### Assignment
Only the lines containing "integrate" belong in the answer; find them in the material below.

### Records for the task
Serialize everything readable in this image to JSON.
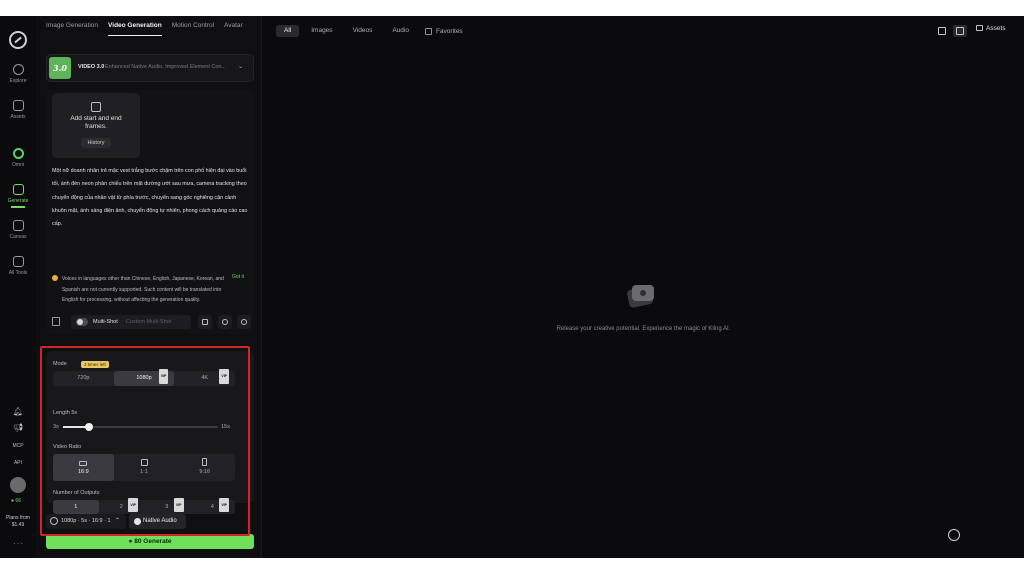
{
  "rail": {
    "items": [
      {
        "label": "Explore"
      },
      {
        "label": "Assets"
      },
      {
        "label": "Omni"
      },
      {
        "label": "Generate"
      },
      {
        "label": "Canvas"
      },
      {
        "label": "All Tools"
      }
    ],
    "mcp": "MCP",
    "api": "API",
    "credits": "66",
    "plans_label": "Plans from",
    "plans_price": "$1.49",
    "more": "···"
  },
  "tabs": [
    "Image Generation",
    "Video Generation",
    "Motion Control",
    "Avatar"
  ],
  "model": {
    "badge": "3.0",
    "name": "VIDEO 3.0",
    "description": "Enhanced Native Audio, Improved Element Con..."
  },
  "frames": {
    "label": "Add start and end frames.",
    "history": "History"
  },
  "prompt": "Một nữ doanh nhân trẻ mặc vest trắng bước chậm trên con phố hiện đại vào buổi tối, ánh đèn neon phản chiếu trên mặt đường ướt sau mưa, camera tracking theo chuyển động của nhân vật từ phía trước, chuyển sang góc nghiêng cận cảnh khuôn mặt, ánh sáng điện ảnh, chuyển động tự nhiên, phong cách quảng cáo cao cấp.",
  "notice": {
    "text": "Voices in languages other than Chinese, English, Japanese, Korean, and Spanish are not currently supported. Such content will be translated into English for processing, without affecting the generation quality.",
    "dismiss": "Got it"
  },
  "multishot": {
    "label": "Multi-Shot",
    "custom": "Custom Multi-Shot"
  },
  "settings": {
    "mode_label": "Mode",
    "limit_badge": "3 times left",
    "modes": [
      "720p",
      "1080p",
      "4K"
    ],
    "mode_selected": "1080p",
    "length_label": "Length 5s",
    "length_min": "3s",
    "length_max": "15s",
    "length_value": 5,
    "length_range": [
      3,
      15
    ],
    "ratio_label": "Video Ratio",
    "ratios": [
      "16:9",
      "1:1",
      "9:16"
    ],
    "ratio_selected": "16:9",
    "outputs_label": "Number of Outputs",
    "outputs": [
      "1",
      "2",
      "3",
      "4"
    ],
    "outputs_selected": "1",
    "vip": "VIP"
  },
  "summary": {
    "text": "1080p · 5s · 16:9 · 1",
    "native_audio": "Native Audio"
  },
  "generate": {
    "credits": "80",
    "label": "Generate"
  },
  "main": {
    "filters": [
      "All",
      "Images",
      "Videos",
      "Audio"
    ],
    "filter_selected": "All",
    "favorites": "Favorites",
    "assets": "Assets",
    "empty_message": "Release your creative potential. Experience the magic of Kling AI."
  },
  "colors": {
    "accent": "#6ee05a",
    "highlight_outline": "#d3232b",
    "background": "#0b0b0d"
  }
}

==

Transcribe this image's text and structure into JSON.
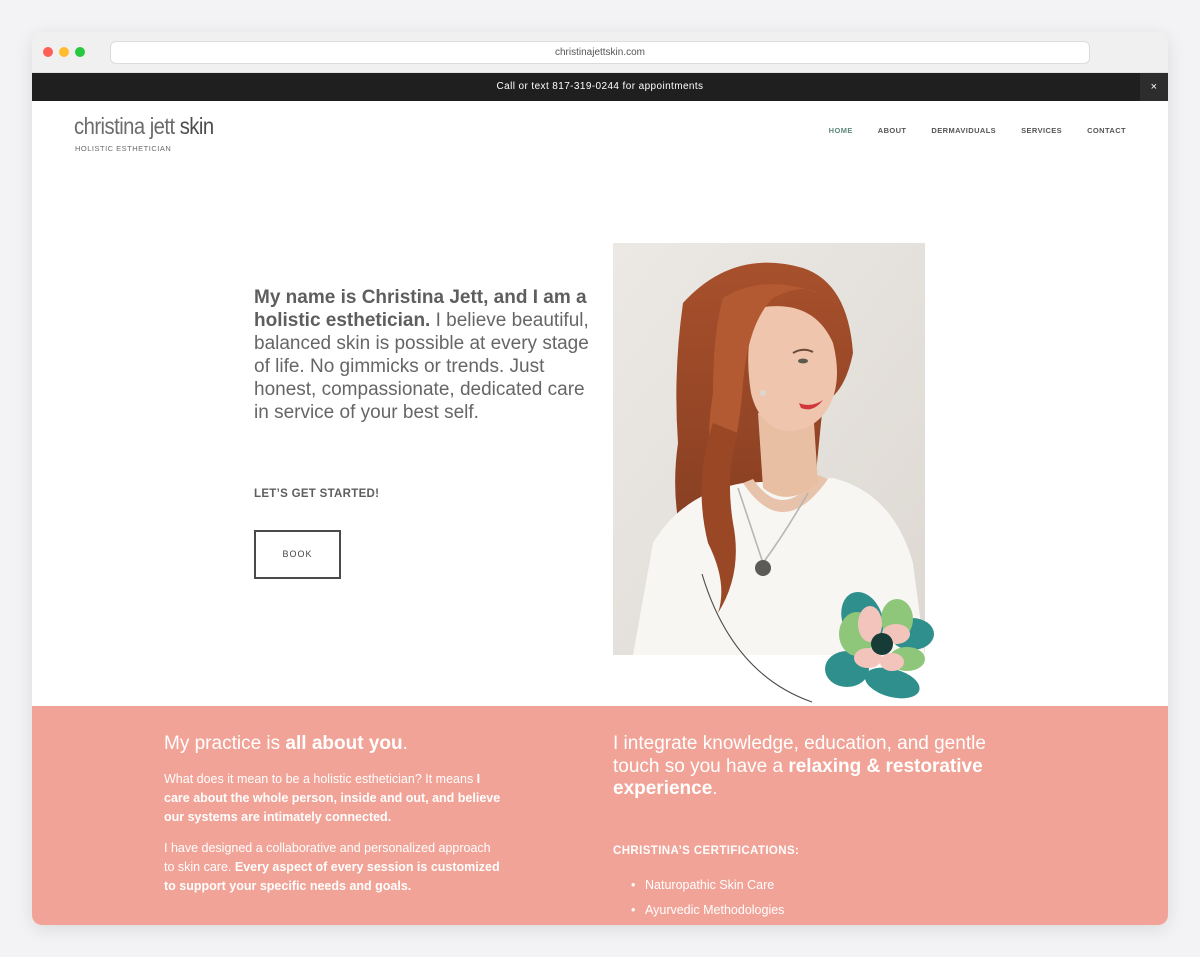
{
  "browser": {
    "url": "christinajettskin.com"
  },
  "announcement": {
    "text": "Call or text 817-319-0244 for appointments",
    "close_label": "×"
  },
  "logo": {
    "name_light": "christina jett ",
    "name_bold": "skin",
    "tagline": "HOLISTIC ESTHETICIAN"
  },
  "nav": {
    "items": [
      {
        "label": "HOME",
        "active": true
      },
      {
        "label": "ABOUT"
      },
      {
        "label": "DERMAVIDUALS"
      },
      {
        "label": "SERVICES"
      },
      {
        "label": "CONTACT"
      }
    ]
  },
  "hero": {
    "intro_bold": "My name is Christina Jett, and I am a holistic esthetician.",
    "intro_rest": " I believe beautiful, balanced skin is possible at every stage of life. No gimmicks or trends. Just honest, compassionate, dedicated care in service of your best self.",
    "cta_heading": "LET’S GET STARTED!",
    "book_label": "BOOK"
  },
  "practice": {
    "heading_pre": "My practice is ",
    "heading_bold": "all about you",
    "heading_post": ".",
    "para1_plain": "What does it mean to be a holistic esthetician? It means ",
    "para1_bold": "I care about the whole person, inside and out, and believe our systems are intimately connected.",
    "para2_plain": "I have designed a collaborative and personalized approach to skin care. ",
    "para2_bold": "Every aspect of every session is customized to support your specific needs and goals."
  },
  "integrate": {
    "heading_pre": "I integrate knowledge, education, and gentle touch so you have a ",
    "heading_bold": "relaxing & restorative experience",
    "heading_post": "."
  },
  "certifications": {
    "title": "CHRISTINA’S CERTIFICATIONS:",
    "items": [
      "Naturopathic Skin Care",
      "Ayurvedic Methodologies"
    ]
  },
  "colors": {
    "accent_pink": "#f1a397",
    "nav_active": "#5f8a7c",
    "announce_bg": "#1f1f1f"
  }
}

### The completed task
  "integrate": {
    "heading_pre": "I integrate knowledge, education, and gentle touch so you have a ",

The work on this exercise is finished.